### [WHAT THE TASK REQUIRES]
Copy each line of the records below that has "others" in it.

### [LISTED ENTRIES]

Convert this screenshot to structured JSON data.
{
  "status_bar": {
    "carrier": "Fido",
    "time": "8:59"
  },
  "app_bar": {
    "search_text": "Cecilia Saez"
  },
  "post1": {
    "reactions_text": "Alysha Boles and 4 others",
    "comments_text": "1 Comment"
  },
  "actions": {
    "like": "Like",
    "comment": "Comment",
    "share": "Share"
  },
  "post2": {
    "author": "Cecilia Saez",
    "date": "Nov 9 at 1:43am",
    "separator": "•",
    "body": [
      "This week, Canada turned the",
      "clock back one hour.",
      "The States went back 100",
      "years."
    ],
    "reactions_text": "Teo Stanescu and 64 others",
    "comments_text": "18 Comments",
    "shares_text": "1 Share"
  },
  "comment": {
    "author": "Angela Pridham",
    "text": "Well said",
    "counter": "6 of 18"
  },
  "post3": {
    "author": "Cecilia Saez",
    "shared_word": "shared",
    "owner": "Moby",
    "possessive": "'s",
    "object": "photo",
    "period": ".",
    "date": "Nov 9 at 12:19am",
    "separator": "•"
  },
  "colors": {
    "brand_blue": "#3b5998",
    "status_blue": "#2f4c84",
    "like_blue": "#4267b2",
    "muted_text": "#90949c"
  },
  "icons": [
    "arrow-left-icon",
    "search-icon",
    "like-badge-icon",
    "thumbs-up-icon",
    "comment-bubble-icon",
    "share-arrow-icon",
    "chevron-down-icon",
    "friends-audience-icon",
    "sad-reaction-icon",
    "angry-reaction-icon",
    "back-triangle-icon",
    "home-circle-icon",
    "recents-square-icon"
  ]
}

### [RESULT OF THIS TASK]
    "reactions_text": "Alysha Boles and 4 others",
    "reactions_text": "Teo Stanescu and 64 others",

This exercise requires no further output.